Tuesday, June 28, 2005

Choosing an HR consultant

As an HR consultant with a major global HR firm, I really enjoyed this article about selecting an HR consulting partner. I would also say the below rules also apply to selecting a good vendor. Not all vendor relationships are like this, but a good HRO relationship will be.

All following text from HR.com

Most HR people are called upon at one time or another to evaluate consulting options and even recommend who ought to be hired. Unfortunately, the process is usually worthless, since all the wrong questions are asked and all the wrong factors applied.

Here’s what you should know about any consultant or consulting firm worth working with you:

1. They are evaluating you just as you are evaluating them. They are not looking for a “sale,” but rather for a partnership. Good consultants will be judging whether or not they want to work with your firm.

2. They will insist on meeting the buyer. Tuck your ego away. It’s an ethical necessity to meet with the person who is actually authorizing the investment and who will be the true partner. If a consultant doesn’t demand this, then he or she isn’t acting in your best interests.

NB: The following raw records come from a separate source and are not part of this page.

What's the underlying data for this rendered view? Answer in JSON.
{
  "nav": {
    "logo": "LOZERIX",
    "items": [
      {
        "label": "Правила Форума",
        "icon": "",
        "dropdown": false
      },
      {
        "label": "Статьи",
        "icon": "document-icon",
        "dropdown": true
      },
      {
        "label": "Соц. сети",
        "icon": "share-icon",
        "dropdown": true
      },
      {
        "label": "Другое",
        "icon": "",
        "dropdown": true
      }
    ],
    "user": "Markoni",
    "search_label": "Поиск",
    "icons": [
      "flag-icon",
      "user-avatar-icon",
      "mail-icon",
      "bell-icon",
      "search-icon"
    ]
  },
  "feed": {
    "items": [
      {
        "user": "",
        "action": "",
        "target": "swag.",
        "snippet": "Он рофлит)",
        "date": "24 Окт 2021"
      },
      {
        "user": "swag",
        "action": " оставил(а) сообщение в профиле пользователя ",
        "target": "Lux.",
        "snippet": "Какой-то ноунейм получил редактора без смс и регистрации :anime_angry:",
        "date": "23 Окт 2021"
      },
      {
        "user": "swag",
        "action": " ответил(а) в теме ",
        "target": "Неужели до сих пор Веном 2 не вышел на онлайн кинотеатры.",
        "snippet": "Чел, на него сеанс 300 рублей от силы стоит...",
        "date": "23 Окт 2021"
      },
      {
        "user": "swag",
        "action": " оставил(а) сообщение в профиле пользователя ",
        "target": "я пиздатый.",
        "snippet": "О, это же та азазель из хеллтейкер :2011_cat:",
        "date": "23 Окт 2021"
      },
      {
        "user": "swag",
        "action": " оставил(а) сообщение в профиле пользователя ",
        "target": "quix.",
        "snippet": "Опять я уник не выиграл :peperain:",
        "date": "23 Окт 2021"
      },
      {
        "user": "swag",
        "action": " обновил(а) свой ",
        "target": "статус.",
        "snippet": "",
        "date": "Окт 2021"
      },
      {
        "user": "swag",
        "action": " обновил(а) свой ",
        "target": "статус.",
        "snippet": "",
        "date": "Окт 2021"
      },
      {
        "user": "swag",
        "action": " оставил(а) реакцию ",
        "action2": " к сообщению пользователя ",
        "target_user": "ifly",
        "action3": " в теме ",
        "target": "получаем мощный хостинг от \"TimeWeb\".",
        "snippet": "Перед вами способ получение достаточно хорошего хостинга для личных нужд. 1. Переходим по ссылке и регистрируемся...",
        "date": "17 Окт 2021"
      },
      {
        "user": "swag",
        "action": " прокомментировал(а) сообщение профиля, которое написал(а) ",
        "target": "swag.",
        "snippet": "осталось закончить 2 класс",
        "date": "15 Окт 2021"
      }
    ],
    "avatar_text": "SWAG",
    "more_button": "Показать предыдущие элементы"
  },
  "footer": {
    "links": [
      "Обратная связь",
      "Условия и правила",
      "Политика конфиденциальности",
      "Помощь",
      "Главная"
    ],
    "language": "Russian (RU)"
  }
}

3. They will have references at the right time. No one is going to provide you with valuable references (who shouldn’t be called often) at preliminary meetings and in early discussions. But impressive references should be available at the time that a proposal is requested. (In the meantime, you can evaluate credibility based on the consultant’s discourse, collateral materials, web site, suggestions, demeanor, etc.)

4. They will agree to provide a written proposal with options, so that your company can evaluate ROI alternatives. That proposal should be based on business outcomes (e.g., increased sales, decreased attrition, better teamwork) and NOT “deliverables” (e.g., training sessions, reports, manuals, etc.).

5. They will not suggest nor convey an off-the-shelf resolution to your issues. (Training companies provide pre-packaged “solutions” for a set price; consultants do not. That’s one way to tell the difference, no matter what the business card claims.)

6. They will “push back,” and not merely respond to your requests. Good consultants ask “Why?” when you tell them you want something, and attempt to determine what you really need, which may be different from what you think you want. That’s why you’re assessing outside help.

7. Finally, they will transfer skills to you. You should be enriched after using consultants, not just in problems solved or challenges met, but also in the continuing ability to apply what you’ve learned.

If you find, ironically, that you can intimidate and easily influence the consultant, then you’ve got the wrong person. You really need someone who will assertively tell you the truth, not what you want to hear.